God as a one night stand is not how most people would summarize Marian doctrine, but since my first reading of the poem I think that Spaar might be alluding to the meeting of Mary and the Holy Spirit. The end of the poem refers to the lover as a starling, a hinged and blurred // silhouette etched, rising. There is so much we don’t know in the story, only that Gabriel tells her that the Holy Spirit will come upon her.  Perhaps because I am a woman, but I want to know where she was and what she was doing when the Holy Spirit alighted, I want to know if she felt the moment in her body. I wonder if she ever thought of herself as dirty.


Vapor Through Various Satins


I have been so dirty

in each place you’ve looked.


my body has absorbed

the light, the iris stain,


and marked me. Mud.

Bruise. Calendar of salt


and faith. I will try,

in the sun and in lesser


fire, to blot this slur, flaw

discolored, with the speckled


cloth of near origin: our

bedclothes, those trophies


fringed flat and holy. Such

a ripe display. Starling,


skillbreast, swathed too

clean and briefhanded,


fall over yourself leaving,

your hinged, your blurred


silhouette etched, rising

more visible, more liquid.

Alexandra Barylski is a poet, a senior editor at Marginalia Review of Books, and an educational consultant. Her chapbook "Imprecise Perishing" was released last month from Finishing Line Press. The collection evolved out of her experience living with chronic Lyme and explores the renegotiations of identity, relationships, and faith that arise when the body is in a state of dis-ease. 
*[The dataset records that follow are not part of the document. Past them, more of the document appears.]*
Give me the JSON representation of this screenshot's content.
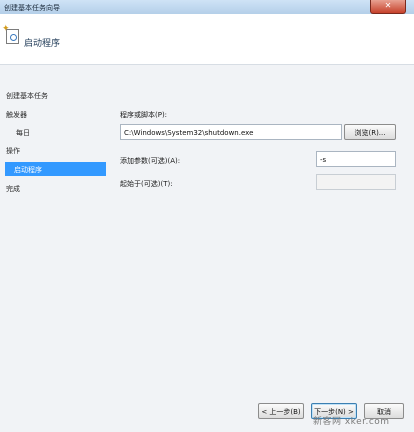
{
  "window": {
    "title": "创建基本任务向导",
    "close_glyph": "✕"
  },
  "header": {
    "heading": "启动程序"
  },
  "sidebar": {
    "items": [
      {
        "label": "创建基本任务"
      },
      {
        "label": "触发器"
      },
      {
        "label": "每日"
      },
      {
        "label": "操作"
      },
      {
        "label": "启动程序",
        "selected": true
      },
      {
        "label": "完成"
      }
    ]
  },
  "form": {
    "program_label": "程序或脚本(P):",
    "program_value": "C:\\Windows\\System32\\shutdown.exe",
    "browse_label": "浏览(R)...",
    "args_label": "添加参数(可选)(A):",
    "args_value": "-s",
    "startin_label": "起始于(可选)(T):",
    "startin_value": ""
  },
  "buttons": {
    "back": "< 上一步(B)",
    "next": "下一步(N) >",
    "cancel": "取消"
  },
  "watermark": "新客网 xker.com"
}
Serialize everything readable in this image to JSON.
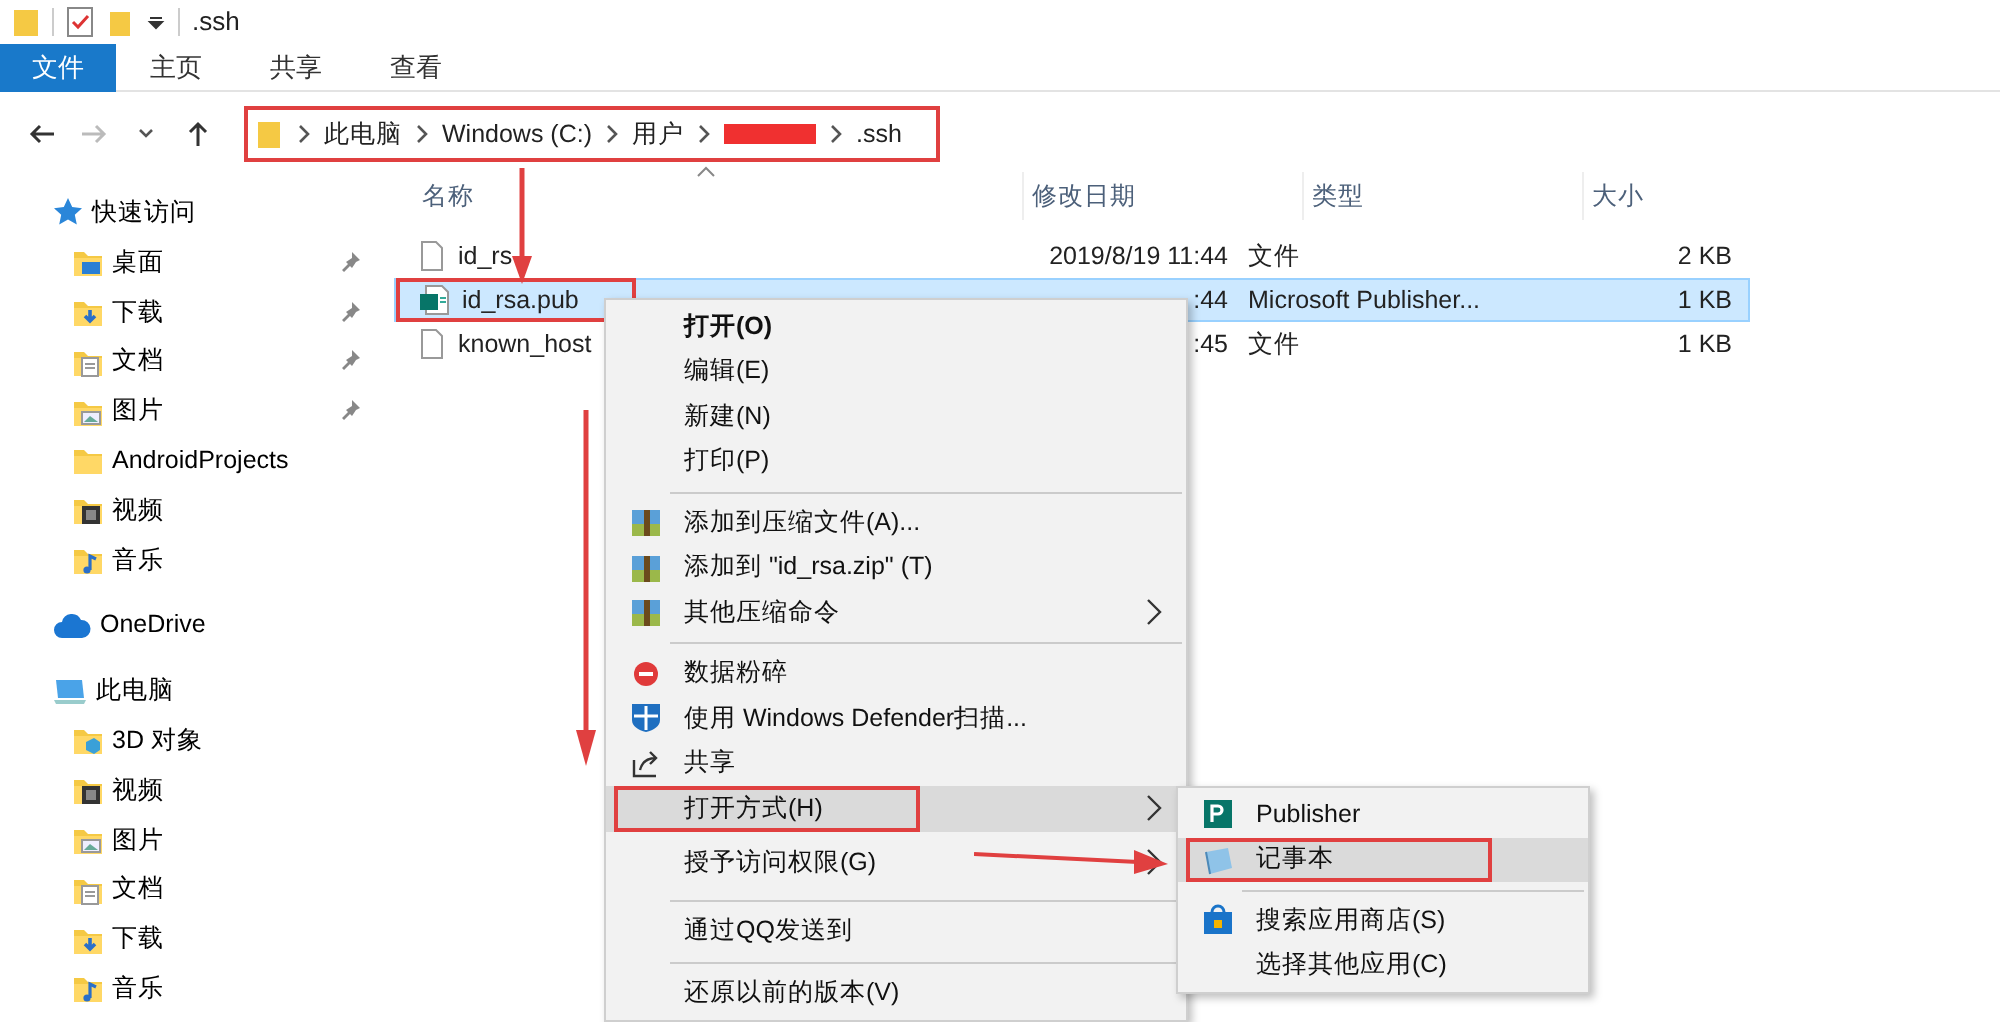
{
  "window": {
    "title": ".ssh"
  },
  "ribbon_tabs": [
    {
      "label": "文件",
      "selected": true
    },
    {
      "label": "主页",
      "selected": false
    },
    {
      "label": "共享",
      "selected": false
    },
    {
      "label": "查看",
      "selected": false
    }
  ],
  "address_bar": {
    "annotated": true,
    "crumbs": [
      {
        "kind": "text",
        "label": "此电脑"
      },
      {
        "kind": "text",
        "label": "Windows (C:)"
      },
      {
        "kind": "text",
        "label": "用户"
      },
      {
        "kind": "redacted"
      },
      {
        "kind": "text",
        "label": ".ssh"
      }
    ]
  },
  "sidebar": {
    "items": [
      {
        "kind": "quick-access",
        "label": "快速访问",
        "children": [
          {
            "kind": "desktop",
            "label": "桌面",
            "pinned": true
          },
          {
            "kind": "downloads",
            "label": "下载",
            "pinned": true
          },
          {
            "kind": "documents",
            "label": "文档",
            "pinned": true
          },
          {
            "kind": "pictures",
            "label": "图片",
            "pinned": true
          },
          {
            "kind": "folder",
            "label": "AndroidProjects",
            "pinned": false
          },
          {
            "kind": "videos",
            "label": "视频",
            "pinned": false
          },
          {
            "kind": "music",
            "label": "音乐",
            "pinned": false
          }
        ]
      },
      {
        "kind": "cloud",
        "label": "OneDrive"
      },
      {
        "kind": "computer",
        "label": "此电脑",
        "children": [
          {
            "kind": "objects",
            "label": "3D 对象",
            "pinned": false
          },
          {
            "kind": "videos",
            "label": "视频",
            "pinned": false
          },
          {
            "kind": "pictures",
            "label": "图片",
            "pinned": false
          },
          {
            "kind": "documents",
            "label": "文档",
            "pinned": false
          },
          {
            "kind": "downloads",
            "label": "下载",
            "pinned": false
          },
          {
            "kind": "music",
            "label": "音乐",
            "pinned": false
          }
        ]
      }
    ]
  },
  "table": {
    "columns": [
      "名称",
      "修改日期",
      "类型",
      "大小"
    ],
    "rows": [
      {
        "kind": "file",
        "name": "id_rs",
        "date": "2019/8/19 11:44",
        "type": "文件",
        "size": "2 KB",
        "selected": false,
        "annotated": false
      },
      {
        "kind": "publisher",
        "name": "id_rsa.pub",
        "date": ":44",
        "type": "Microsoft Publisher...",
        "size": "1 KB",
        "selected": true,
        "annotated": true
      },
      {
        "kind": "file",
        "name": "known_host",
        "date": ":45",
        "type": "文件",
        "size": "1 KB",
        "selected": false,
        "annotated": false
      }
    ]
  },
  "context_menu": {
    "items": [
      {
        "kind": "plain",
        "label": "打开(O)",
        "bold": true,
        "submenu": false,
        "selected": false,
        "annotated": false
      },
      {
        "kind": "plain",
        "label": "编辑(E)",
        "bold": false,
        "submenu": false,
        "selected": false,
        "annotated": false
      },
      {
        "kind": "plain",
        "label": "新建(N)",
        "bold": false,
        "submenu": false,
        "selected": false,
        "annotated": false
      },
      {
        "kind": "plain",
        "label": "打印(P)",
        "bold": false,
        "submenu": false,
        "selected": false,
        "annotated": false
      },
      {
        "kind": "separator"
      },
      {
        "kind": "archive",
        "label": "添加到压缩文件(A)...",
        "bold": false,
        "submenu": false,
        "selected": false,
        "annotated": false
      },
      {
        "kind": "archive",
        "label": "添加到 \"id_rsa.zip\" (T)",
        "bold": false,
        "submenu": false,
        "selected": false,
        "annotated": false
      },
      {
        "kind": "archive",
        "label": "其他压缩命令",
        "bold": false,
        "submenu": true,
        "selected": false,
        "annotated": false
      },
      {
        "kind": "separator"
      },
      {
        "kind": "shred",
        "label": "数据粉碎",
        "bold": false,
        "submenu": false,
        "selected": false,
        "annotated": false
      },
      {
        "kind": "shield",
        "label": "使用 Windows Defender扫描...",
        "bold": false,
        "submenu": false,
        "selected": false,
        "annotated": false
      },
      {
        "kind": "share",
        "label": "共享",
        "bold": false,
        "submenu": false,
        "selected": false,
        "annotated": false
      },
      {
        "kind": "plain",
        "label": "打开方式(H)",
        "bold": false,
        "submenu": true,
        "selected": true,
        "annotated": true
      },
      {
        "kind": "plain",
        "label": "授予访问权限(G)",
        "bold": false,
        "submenu": true,
        "selected": false,
        "annotated": false
      },
      {
        "kind": "separator"
      },
      {
        "kind": "plain",
        "label": "通过QQ发送到",
        "bold": false,
        "submenu": false,
        "selected": false,
        "annotated": false
      },
      {
        "kind": "separator"
      },
      {
        "kind": "plain",
        "label": "还原以前的版本(V)",
        "bold": false,
        "submenu": false,
        "selected": false,
        "annotated": false
      }
    ]
  },
  "submenu": {
    "items": [
      {
        "kind": "publisher",
        "label": "Publisher",
        "selected": false,
        "annotated": false
      },
      {
        "kind": "notepad",
        "label": "记事本",
        "selected": true,
        "annotated": true
      },
      {
        "kind": "separator"
      },
      {
        "kind": "store",
        "label": "搜索应用商店(S)",
        "selected": false,
        "annotated": false
      },
      {
        "kind": "plain",
        "label": "选择其他应用(C)",
        "selected": false,
        "annotated": false
      }
    ]
  }
}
Her poetry appears or is forthcoming in Ninth Letter, Ruminate Magazine, Phoebe, Minerva Rising, Ithaca Lit, and elsewhere. She won the 2015 Morton Marcus Poetry Prize. She was a finalist for the 2016 Fairy Tale Review Poetry Prize, the Yemassee Journal Poetry Prize, and the New South Poetry Prize. She is most drawn in by poems that explore the exuberance and exhaustion of the body, gendered desire, and the complex interplay of faith, reason, and technology.